“I’m a,” you say, leaning in close, tilting to show off your fangs, “vampire.”

You wait for the moment of delicious fear to take root. His eyes to widen with alarm. The gasp of expectation. The recoil.

Instead, his brow furrows in confusion. On his arm, the hula girl stops dancing. “A vampire? Son, you ain’t even got real fangs.” He dares to look closer. “Those even your teeth? Or them plastic doohickeys?”

You are distracted by movement inside. The cashier has turned to look toward the doors. Her attention is drawn to your actions.

“It is time,” you hiss, bending low toward the arterial flow at his neck.

The old man’s strength surprises you. He is hardly struggling, yet holding you back as if you weigh nothing.

You are clearly weakened, in need of nourishment. You crane your open mouth towards his warm neck.

“Bub,” the old man laughs, “are you trying to kiss me?”

You rocket back, ferociously baring your teeth. He should be cowering in fear. You will relish this sacrifice above all others.

Boing. A tennis ball whacks your temple and springs off toward the parking lot. You are momentarily stunned. Tennis balls are unexpectedly painful.

You snarl at the cashier, who has approached unnoticed and holds another tennis ball ready to pitch. “For fuck’s sake, Frank. You’re not a vampire. Come on in, Clyde.” She stresses the old man’s name, making her invitation clear.

She glares at you.

The old man collects his cane and rises unsteadily to his feet, shuffling toward the door. “I still got it. My wife, she don’t believe me. Every time I’m at the grocery, someone hits on me.” The old man picks up a hand basket, chuckling to himself as he shakes his head. “Modern romance, I don’t get it.”

The doors whoosh shut, severing you from your prey.

Through the glass, you seek the chubby lady’s gaze. One look into your eyes is all it will take for her to succumb to your will. You pour your remaining energy into your gaze.

“Aw Frank, enough with the eyes already. You are such a dork.” The cashier’s body rocks with her exaggerated eye roll. “You know you don’t need an invite. You can just walk right in those doors like any other customer. Sheesh.”

You notice a softening in her voice. The cashier is falling under your spell. Now is the time to act and she will issue you your invitation. You press your fingers against the stationary doors.

The cashier clasps her hands over her mouth.

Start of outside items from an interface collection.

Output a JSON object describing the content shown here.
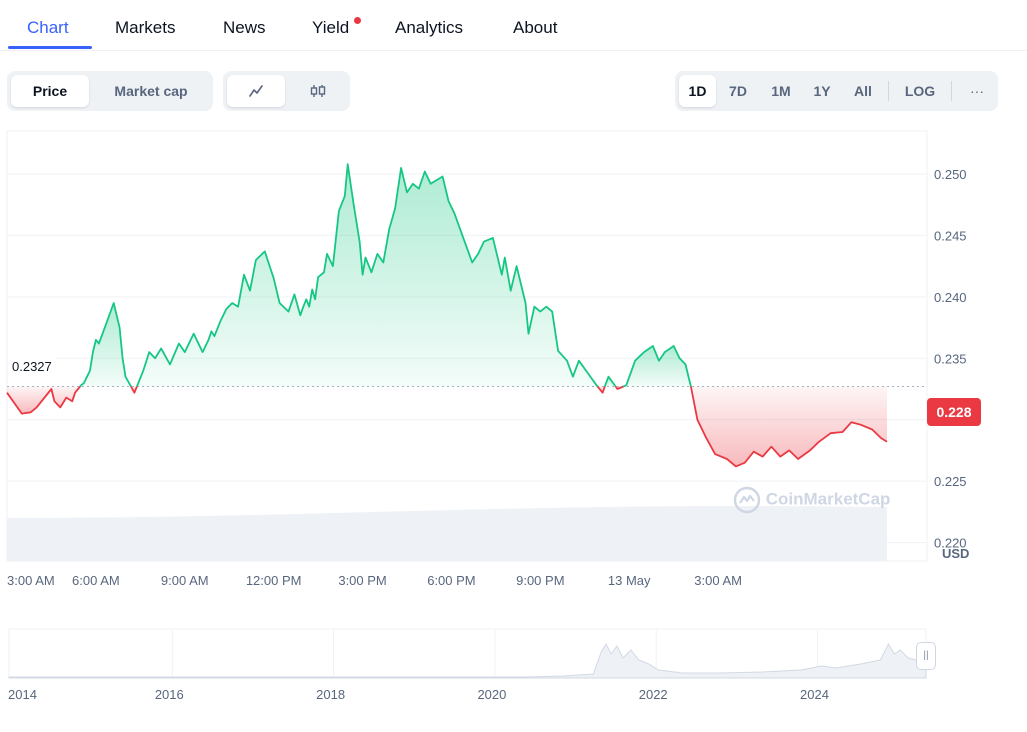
{
  "tabs": {
    "items": [
      {
        "label": "Chart",
        "active": true
      },
      {
        "label": "Markets"
      },
      {
        "label": "News"
      },
      {
        "label": "Yield",
        "has_dot": true
      },
      {
        "label": "Analytics"
      },
      {
        "label": "About"
      }
    ]
  },
  "toolbar": {
    "view_toggle": [
      "Price",
      "Market cap"
    ],
    "view_selected": "Price",
    "chart_type_icons": [
      "line-chart-icon",
      "candlestick-icon"
    ],
    "chart_type_selected": "line-chart-icon",
    "ranges": [
      "1D",
      "7D",
      "1M",
      "1Y",
      "All"
    ],
    "range_selected": "1D",
    "log_label": "LOG",
    "more_label": "···"
  },
  "chart": {
    "reference_price": "0.2327",
    "current_price": "0.228",
    "watermark": "CoinMarketCap",
    "currency": "USD",
    "colors": {
      "up": "#16c784",
      "down": "#ea3943",
      "accent": "#3861fb"
    }
  },
  "chart_data": {
    "type": "line",
    "y_tick_labels": [
      "0.250",
      "0.245",
      "0.240",
      "0.235",
      "0.230",
      "0.225",
      "0.220"
    ],
    "ylim": [
      0.2185,
      0.2535
    ],
    "baseline": 0.2327,
    "x_tick_labels": [
      "3:00 AM",
      "6:00 AM",
      "9:00 AM",
      "12:00 PM",
      "3:00 PM",
      "6:00 PM",
      "9:00 PM",
      "13 May",
      "3:00 AM"
    ],
    "x_hours": [
      0,
      3,
      6,
      9,
      12,
      15,
      18,
      21,
      24
    ],
    "series": [
      {
        "x": [
          0,
          0.5,
          0.8,
          1.0,
          1.5,
          1.6,
          1.8,
          2.0,
          2.2,
          2.3,
          2.4,
          2.5,
          2.6,
          2.7,
          2.8,
          2.9,
          3.0,
          3.1,
          3.3,
          3.6,
          3.8,
          3.9,
          4.0,
          4.3,
          4.6,
          4.8,
          5.0,
          5.2,
          5.5,
          5.8,
          6.0,
          6.3,
          6.6,
          6.8,
          6.9,
          7.0,
          7.2,
          7.4,
          7.6,
          7.8,
          8.0,
          8.2,
          8.4,
          8.7,
          9.0,
          9.2,
          9.5,
          9.7,
          9.9,
          10.0,
          10.1,
          10.2,
          10.3,
          10.4,
          10.5,
          10.7,
          10.8,
          11.0,
          11.2,
          11.4,
          11.5,
          11.7,
          11.9,
          12.0,
          12.1,
          12.3,
          12.5,
          12.7,
          12.9,
          13.1,
          13.3,
          13.5,
          13.7,
          13.9,
          14.1,
          14.3,
          14.5,
          14.7,
          14.9,
          15.1,
          15.4,
          15.7,
          15.9,
          16.1,
          16.4,
          16.7,
          16.8,
          17.0,
          17.2,
          17.5,
          17.6,
          17.8,
          18.0,
          18.2,
          18.4,
          18.6,
          18.9,
          19.1,
          19.3,
          19.6,
          19.9,
          20.1,
          20.3,
          20.6,
          20.9,
          21.2,
          21.5,
          21.8,
          22.0,
          22.2,
          22.5,
          22.7,
          22.9,
          23.1,
          23.3,
          23.6,
          23.9,
          24.3,
          24.6,
          24.9,
          25.2,
          25.5,
          25.8,
          26.1,
          26.4,
          26.7,
          27.1,
          27.4,
          27.8,
          28.2,
          28.5,
          28.8,
          29.2,
          29.5,
          29.7
        ],
        "y": [
          0.2322,
          0.2305,
          0.2306,
          0.231,
          0.2325,
          0.2315,
          0.231,
          0.2318,
          0.2315,
          0.2322,
          0.2325,
          0.2328,
          0.233,
          0.2335,
          0.234,
          0.2355,
          0.2365,
          0.2362,
          0.2375,
          0.2395,
          0.2375,
          0.235,
          0.2335,
          0.2322,
          0.234,
          0.2355,
          0.235,
          0.2358,
          0.2345,
          0.2362,
          0.2355,
          0.237,
          0.2355,
          0.2365,
          0.2372,
          0.2368,
          0.238,
          0.239,
          0.2395,
          0.2392,
          0.2418,
          0.2405,
          0.243,
          0.2437,
          0.2415,
          0.2395,
          0.2388,
          0.2402,
          0.2385,
          0.2392,
          0.2398,
          0.2392,
          0.2406,
          0.2398,
          0.2416,
          0.242,
          0.2435,
          0.2425,
          0.247,
          0.2482,
          0.2508,
          0.2475,
          0.2445,
          0.2418,
          0.2432,
          0.242,
          0.2435,
          0.2428,
          0.2455,
          0.2472,
          0.2505,
          0.2485,
          0.2492,
          0.2488,
          0.2502,
          0.2492,
          0.2495,
          0.2498,
          0.2478,
          0.2468,
          0.2448,
          0.2428,
          0.2435,
          0.2445,
          0.2448,
          0.2418,
          0.2432,
          0.2405,
          0.2425,
          0.2395,
          0.237,
          0.2392,
          0.2388,
          0.2392,
          0.2388,
          0.2356,
          0.2348,
          0.2335,
          0.2348,
          0.2338,
          0.2328,
          0.2322,
          0.2335,
          0.2325,
          0.2328,
          0.2348,
          0.2355,
          0.236,
          0.2348,
          0.2355,
          0.236,
          0.235,
          0.2345,
          0.2325,
          0.23,
          0.2285,
          0.2272,
          0.2268,
          0.2262,
          0.2265,
          0.2274,
          0.227,
          0.2278,
          0.227,
          0.2275,
          0.2268,
          0.2275,
          0.2282,
          0.2289,
          0.229,
          0.2298,
          0.2296,
          0.2292,
          0.2285,
          0.2282
        ]
      }
    ],
    "volume_note": "light gray volume band along bottom"
  },
  "navigator": {
    "year_labels": [
      "2014",
      "2016",
      "2018",
      "2020",
      "2022",
      "2024"
    ],
    "handle_icon": "drag-handle-icon"
  }
}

Her laugh is evidence she is succumbing to your power.  “Go home, okay? Don’t make me call the police.”

A moment later, a second tennis ball thwacks the sliding door making it rumble on its tracks. The ball ricochets into the dark of the parking lot.

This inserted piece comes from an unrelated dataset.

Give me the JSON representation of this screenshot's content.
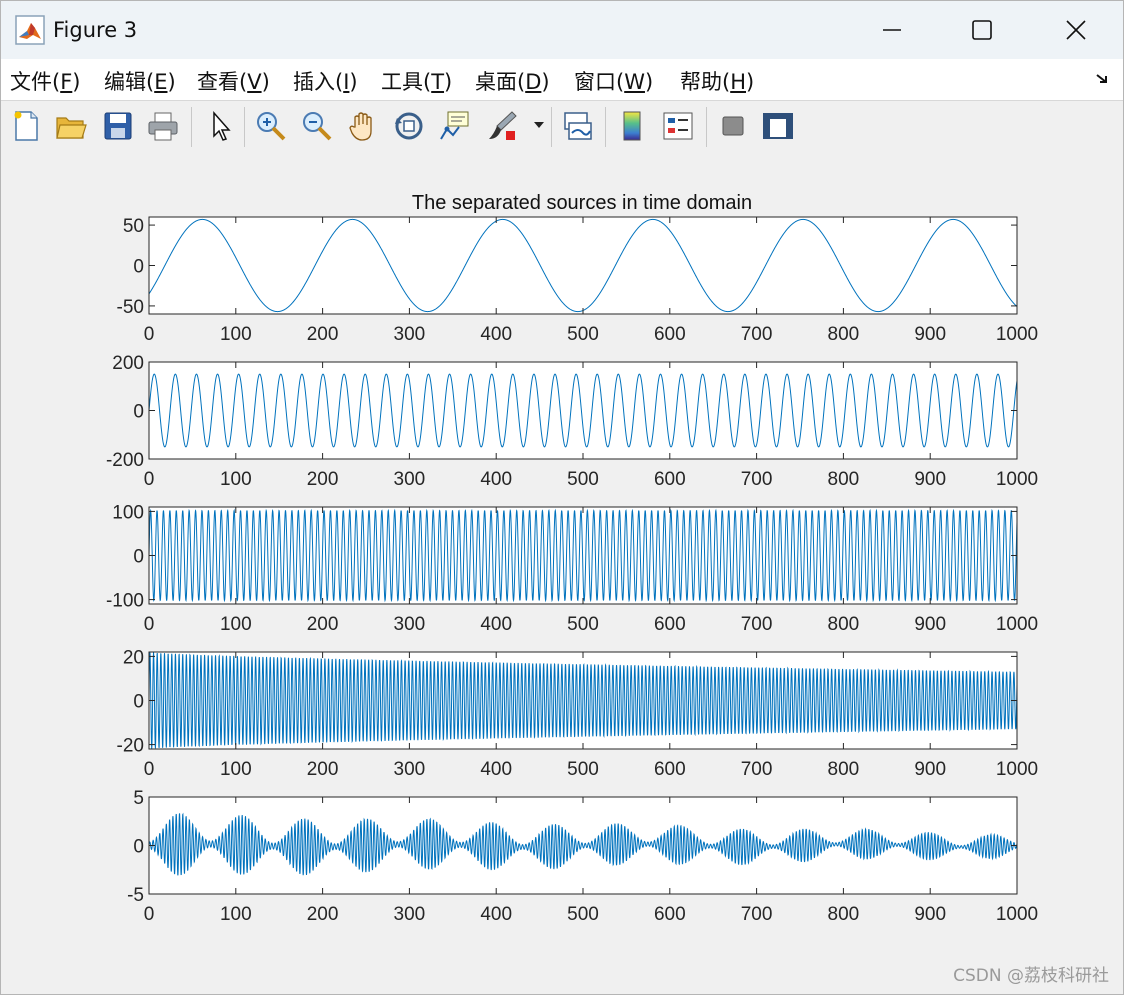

“Go home, Frank! Don’t forget the calculus test tomorrow,” she says, arching an eyebrow in her familiar way, both alluring and knowing.  “Can’t get by as a faux-pire forever.”

Your lips curl into a wolfish grin as you recede into the darkness.

Leaving the parking lot of the Piggly Wiggly with your intended still inside, you know your hunger must still be satisfied. At the SpeedyMart, where you secured your welcome long ago, you make your selection.

The clerk bobs his head respectfully.

“Still stalking that cashier, I see. She’s cute.” He winks, handing your change and candy bar through the Plexiglas opening. “See you tomorrow night, then.”

“Nah, I’m done with the Piggly Wiggly,” you say, spitting out the terrible plastic teeth. “I got my invitation.”

You hold up the tennis ball that you found in the parking lot. In neat felt tip pen under where she had written her phone number, the cashier had added, “You win, Frank. Call me.”

Carolyn Divish lives in Indianapolis, IN, where she received an MFA from Butler University. Her work has appeared in Jack and Jill Children’s Magazine, Coachella Review, Silver Birch Press, Punchnel’s, Mythic Indy Anthology, and elsewhere. She wishes she was a faster writer and a faster runner, but it’s hard to run with a notebook and pen.